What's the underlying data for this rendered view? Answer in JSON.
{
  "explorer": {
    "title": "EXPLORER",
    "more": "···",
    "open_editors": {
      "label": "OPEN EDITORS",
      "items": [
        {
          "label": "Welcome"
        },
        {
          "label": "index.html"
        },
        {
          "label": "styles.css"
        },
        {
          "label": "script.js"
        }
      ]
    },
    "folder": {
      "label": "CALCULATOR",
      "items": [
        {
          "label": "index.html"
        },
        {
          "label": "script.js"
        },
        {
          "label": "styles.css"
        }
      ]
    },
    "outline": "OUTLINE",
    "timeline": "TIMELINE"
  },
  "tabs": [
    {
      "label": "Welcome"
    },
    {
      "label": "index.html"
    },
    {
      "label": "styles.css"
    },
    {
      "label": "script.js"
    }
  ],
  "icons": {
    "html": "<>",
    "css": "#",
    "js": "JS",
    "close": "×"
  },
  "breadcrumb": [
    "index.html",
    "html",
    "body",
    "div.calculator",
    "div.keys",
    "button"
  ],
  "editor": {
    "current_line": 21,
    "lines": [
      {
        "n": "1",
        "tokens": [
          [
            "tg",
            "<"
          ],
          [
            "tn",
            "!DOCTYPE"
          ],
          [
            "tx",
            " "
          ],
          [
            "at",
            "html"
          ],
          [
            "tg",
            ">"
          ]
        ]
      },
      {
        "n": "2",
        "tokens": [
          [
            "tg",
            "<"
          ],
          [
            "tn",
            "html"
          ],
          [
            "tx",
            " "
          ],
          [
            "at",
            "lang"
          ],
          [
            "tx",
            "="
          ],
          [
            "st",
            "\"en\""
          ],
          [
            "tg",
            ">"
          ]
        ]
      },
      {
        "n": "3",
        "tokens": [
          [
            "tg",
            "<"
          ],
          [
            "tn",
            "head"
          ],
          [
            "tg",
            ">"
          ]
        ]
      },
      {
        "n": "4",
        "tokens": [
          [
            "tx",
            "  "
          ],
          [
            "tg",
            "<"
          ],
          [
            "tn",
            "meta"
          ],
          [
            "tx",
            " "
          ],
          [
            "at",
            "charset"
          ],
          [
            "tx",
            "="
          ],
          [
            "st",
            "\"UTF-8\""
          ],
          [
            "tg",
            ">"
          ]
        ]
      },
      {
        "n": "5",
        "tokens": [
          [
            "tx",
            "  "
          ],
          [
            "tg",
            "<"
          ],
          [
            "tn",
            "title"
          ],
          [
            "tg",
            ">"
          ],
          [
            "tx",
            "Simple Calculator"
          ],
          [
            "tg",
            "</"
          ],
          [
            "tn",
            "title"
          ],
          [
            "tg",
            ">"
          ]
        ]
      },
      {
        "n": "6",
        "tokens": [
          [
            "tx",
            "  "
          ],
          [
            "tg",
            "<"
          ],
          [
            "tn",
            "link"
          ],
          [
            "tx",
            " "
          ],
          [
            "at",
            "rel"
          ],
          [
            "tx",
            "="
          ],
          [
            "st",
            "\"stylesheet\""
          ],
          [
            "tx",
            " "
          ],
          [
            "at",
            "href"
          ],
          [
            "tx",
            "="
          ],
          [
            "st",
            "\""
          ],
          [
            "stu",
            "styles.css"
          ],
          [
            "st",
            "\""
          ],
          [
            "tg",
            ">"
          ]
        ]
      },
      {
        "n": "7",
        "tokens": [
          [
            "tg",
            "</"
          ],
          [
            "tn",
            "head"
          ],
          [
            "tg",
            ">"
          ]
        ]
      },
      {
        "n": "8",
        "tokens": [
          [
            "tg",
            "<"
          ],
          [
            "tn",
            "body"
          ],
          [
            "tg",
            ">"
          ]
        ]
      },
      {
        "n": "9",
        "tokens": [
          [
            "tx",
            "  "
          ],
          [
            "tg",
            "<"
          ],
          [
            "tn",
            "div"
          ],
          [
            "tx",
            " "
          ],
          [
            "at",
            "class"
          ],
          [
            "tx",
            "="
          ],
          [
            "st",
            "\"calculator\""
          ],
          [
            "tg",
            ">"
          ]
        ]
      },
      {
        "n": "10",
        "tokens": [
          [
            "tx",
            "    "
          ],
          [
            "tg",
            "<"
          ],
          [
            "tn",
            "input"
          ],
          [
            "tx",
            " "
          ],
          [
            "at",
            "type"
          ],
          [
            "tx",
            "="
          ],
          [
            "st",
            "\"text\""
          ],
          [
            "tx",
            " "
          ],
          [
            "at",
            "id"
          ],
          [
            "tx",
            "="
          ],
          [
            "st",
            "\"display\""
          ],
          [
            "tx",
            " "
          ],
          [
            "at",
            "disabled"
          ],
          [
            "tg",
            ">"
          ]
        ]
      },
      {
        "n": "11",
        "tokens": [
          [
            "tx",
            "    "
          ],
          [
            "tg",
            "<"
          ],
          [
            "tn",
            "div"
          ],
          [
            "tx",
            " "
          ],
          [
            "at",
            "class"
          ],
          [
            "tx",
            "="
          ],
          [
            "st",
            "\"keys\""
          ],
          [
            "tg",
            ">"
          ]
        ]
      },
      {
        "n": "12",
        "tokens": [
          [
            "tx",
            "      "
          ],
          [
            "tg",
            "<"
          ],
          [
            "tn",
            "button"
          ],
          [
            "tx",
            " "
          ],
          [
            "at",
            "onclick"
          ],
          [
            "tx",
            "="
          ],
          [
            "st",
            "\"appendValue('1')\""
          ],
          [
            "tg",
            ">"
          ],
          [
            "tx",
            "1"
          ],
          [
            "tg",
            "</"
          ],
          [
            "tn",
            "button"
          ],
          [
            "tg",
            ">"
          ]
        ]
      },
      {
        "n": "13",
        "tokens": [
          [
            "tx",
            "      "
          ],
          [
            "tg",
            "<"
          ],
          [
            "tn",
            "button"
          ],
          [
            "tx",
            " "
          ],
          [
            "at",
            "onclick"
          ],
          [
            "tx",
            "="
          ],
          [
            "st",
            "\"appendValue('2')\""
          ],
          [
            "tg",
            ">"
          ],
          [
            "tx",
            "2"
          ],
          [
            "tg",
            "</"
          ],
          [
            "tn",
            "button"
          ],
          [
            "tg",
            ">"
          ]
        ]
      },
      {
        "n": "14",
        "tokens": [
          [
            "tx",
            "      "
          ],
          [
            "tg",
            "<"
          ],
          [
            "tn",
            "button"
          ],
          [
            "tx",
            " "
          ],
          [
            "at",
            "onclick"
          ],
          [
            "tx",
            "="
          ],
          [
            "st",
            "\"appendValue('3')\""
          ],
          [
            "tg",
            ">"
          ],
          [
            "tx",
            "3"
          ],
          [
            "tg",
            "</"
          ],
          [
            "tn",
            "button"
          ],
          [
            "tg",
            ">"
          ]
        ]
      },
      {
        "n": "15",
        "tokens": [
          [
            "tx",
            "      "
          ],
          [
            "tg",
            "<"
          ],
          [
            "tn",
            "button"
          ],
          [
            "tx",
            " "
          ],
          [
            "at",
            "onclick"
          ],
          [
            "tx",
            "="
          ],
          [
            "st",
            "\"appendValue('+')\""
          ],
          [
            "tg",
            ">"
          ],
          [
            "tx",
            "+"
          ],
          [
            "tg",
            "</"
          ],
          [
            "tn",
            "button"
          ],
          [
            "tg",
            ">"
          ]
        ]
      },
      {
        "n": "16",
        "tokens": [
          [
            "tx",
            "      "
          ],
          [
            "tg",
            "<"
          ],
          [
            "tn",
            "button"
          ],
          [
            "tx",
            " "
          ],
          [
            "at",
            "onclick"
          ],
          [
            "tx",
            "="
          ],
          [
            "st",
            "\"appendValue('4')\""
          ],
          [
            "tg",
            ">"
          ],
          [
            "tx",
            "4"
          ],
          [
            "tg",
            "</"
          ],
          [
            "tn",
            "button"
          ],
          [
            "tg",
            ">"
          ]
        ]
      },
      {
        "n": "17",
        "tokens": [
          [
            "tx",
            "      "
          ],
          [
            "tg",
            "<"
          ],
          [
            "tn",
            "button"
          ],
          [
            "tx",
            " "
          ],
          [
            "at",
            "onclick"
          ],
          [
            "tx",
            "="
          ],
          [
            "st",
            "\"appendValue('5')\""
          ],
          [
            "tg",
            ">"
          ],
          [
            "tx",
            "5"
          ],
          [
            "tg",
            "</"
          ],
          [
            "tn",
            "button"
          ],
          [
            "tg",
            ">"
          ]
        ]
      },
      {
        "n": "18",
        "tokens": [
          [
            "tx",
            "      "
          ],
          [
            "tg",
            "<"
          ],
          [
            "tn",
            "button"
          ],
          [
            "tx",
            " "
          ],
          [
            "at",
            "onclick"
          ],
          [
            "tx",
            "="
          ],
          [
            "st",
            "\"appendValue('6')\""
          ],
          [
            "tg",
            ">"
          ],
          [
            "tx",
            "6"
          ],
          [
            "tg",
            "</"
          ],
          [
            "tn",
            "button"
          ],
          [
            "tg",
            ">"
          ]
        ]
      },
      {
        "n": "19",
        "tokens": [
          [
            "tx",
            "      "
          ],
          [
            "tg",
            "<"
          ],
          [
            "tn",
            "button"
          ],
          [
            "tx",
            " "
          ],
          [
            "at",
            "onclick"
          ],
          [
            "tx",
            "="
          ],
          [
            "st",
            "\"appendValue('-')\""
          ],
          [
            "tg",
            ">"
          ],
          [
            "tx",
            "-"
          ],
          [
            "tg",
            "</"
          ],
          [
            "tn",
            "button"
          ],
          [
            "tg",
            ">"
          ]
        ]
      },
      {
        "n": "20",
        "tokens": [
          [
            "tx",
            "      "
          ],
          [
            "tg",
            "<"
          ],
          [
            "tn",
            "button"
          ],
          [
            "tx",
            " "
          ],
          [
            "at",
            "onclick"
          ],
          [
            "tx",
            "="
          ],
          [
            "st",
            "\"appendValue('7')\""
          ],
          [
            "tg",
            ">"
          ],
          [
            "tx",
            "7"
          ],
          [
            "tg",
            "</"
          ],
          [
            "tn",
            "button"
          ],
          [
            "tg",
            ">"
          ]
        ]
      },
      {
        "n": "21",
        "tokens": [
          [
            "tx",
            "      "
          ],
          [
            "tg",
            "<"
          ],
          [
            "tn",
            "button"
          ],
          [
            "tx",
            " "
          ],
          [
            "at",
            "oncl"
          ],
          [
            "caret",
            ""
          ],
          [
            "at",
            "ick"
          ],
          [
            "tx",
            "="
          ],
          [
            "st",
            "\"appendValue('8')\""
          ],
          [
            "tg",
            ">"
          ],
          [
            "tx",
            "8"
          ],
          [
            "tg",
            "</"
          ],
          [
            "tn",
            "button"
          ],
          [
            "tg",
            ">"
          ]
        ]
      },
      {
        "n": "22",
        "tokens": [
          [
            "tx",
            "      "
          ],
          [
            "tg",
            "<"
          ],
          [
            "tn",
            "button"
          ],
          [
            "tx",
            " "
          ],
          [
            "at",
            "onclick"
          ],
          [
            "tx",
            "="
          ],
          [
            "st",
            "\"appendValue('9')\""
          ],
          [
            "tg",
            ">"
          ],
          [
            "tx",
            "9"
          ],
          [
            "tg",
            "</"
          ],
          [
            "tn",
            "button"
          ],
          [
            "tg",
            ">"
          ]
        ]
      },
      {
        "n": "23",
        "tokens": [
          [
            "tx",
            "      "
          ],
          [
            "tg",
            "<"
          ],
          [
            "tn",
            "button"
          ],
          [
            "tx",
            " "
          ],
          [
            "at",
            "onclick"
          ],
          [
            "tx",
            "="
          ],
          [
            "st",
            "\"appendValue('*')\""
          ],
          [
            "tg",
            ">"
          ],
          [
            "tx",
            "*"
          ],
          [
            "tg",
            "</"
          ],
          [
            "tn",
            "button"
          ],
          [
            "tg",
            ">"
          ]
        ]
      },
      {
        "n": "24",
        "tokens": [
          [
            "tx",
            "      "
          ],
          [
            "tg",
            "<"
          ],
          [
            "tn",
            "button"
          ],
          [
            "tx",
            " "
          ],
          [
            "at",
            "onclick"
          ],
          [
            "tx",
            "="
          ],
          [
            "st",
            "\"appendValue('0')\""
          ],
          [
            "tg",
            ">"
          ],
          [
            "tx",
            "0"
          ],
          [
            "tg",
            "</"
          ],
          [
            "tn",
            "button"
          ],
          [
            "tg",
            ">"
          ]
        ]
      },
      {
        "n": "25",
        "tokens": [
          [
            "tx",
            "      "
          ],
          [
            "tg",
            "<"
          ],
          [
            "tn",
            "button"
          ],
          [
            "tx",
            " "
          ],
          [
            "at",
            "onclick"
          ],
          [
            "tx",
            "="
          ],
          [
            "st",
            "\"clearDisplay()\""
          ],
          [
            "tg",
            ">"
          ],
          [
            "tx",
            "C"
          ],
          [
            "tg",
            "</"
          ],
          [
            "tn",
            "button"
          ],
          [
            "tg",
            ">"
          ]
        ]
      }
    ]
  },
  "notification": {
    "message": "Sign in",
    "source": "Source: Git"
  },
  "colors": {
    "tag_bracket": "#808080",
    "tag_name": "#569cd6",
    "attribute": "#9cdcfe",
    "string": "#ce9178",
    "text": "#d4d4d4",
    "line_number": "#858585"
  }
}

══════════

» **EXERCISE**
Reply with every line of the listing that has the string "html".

» **OUTPUT BELOW**
          "label": "index.html"
          "label": "index.html"
      "label": "index.html"
    "html": "<>",
    "index.html",
    "html",
            "html"
            "html"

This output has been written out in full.